The GHG emission scenarios predict an increase in temperatures between 0.6˚ and 4˚ Celsiusfrom 2000 to 2100 –relative to the 1980-99 period. Likely temperature ranges vary howeverbetween 0.3˚ and 6.4˚ Celsius with the most likely A1B scenario projecting temperatures between1.7˚ and 4.4˚ Celsius with a 2.8˚ Celsius best estimate (Figure A1 includes temperature range barsat the far right).Figure A1: GHG Emission Scenarios and Temperatures Projections until 2100, Gigatons of CO2/˚CNote: 6 illustrative Special Report on Emissions Scenarios (SERS) are shown. See Annex I for scenarioassumptions.Source: IPCC 4 (2007).IIPC Special Report on Emissions ScenariosSpecial Report on Emissions Scenarios is emission scenarios developed and used, among others,as a basis for some of the climate projections used in IPCC 4. The following terms are relevantfor a better understanding of the structure and use of the set of SRES scenarios: Scenario Family: Scenarios that have a similar demographic, societal, economic and technical-change storyline. Four scenario families comprise the SRES scenario set: A1, A2, B1 and B2 (Box A2). Illustrative Scenario: A scenario that is illustrative for each of the six scenario groups. They include four revised „scenario markers‟ for the scenario groups A2 (1,250 ppm), B1 (600 ppm), B2 (800 ppm), and A1B (balanced across energy sources with 850 ppm), which is a balanced scenario derived from two additional scenarios characterizing high and low alternative developments of energy technologies: A1FI (fossil intensive with 1,550 ppm) and A1T (predominantly non-fossil with 700 ppm). Marker Scenario: A scenario that was originally posted in draft form on the SRES website to represent a given scenario family. The choice of markers was based on which of the initial quantifications best reflected the storyline, and the features of specific models. Markers are no more likely than other scenarios, but are considered by the SRES writing team as illustrative of a particular storyline. These scenarios received the closest scrutiny of the entire writing team and via the SRES open process. Scenarios were also selected to illustrate the other two scenario groups.

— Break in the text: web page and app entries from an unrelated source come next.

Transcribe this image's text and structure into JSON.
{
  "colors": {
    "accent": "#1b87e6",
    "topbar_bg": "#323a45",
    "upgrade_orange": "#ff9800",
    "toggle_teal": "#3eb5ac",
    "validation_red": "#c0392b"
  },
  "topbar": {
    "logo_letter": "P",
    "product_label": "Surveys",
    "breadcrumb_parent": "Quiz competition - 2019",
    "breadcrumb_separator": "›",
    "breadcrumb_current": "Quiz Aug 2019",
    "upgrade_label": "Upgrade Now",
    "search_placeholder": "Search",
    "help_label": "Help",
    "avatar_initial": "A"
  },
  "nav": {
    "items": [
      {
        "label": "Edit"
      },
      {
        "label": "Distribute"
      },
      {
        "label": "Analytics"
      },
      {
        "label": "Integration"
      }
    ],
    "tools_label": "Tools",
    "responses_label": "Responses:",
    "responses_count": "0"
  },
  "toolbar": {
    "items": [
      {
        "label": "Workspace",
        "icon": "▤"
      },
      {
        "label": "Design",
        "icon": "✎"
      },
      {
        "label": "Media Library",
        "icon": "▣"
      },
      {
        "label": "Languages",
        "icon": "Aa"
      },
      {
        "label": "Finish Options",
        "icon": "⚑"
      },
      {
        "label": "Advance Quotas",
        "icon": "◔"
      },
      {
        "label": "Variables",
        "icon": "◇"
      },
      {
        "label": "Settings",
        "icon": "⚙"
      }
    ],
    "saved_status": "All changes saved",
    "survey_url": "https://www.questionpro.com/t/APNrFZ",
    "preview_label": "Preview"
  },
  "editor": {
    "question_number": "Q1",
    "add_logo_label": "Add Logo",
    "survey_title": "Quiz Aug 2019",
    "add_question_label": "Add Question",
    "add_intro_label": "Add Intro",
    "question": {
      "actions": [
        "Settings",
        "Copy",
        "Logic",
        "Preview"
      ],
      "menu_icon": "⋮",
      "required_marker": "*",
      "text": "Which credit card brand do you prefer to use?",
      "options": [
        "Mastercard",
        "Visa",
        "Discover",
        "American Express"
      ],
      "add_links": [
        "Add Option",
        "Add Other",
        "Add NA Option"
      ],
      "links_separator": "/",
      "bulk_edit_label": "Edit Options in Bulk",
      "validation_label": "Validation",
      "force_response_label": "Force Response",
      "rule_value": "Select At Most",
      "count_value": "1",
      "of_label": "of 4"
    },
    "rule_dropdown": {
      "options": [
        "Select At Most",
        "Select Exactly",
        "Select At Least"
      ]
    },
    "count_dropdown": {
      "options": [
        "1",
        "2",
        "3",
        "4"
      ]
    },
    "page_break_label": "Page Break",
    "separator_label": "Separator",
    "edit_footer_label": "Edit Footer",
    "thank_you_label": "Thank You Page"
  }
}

Storyline: A narrative description of a scenario (or family of scenarios), highlighting the main scenario characteristics, relationships between key driving forces and the dynamics of their evolution.Box A2: Scenario AssumptionsThe A1 scenarios are of a more integrated world. The A1 family of scenarios is characterized by: Rapid economic growth. A global population that reaches 9 billion in 2050 and then gradually declines. The quick spread of new and efficient technologies. A convergent world - income and way of life converge between regions. Extensive social and cultural interactions worldwide. There are subsets to the A1 family based on their technological emphasis: A1FI - An emphasis on fossil-fuels. A1B - A balanced emphasis on all energy sources. A1T - Emphasis on non-fossil energy sources. The A2 scenarios are of a more divided world. The A2 family of scenarios is characterized by: A world of independently operating, self-reliant nations. Continuously increasing population. Regionally oriented economic development. Slower and more fragmented technological changes and improvements to per capita income. The B1 scenarios are of a world more integrated, and more ecologically friendly. The B1 scenarios are characterized by: Rapid economic growth as in A1, but with rapid changes towards a service and information economy. Population rising to 9 billion in 2050 and then declining as in A1. Reductions in material intensity and the introduction of clean and resource efficient technologies. An emphasis on global solutions to economic, social and environmental stability. The B2 scenarios are of a world more divided, but more ecologically friendly. The B2 scenarios are characterized by: Continuously increasing population, but at a slower rate than in A2. Emphasis on local rather than global solutions to economic, social and environmental stability. Intermediate levels of economic development. Less rapid and more fragmented technological change than in B1 and A1.Source: IPCC 4 (2007).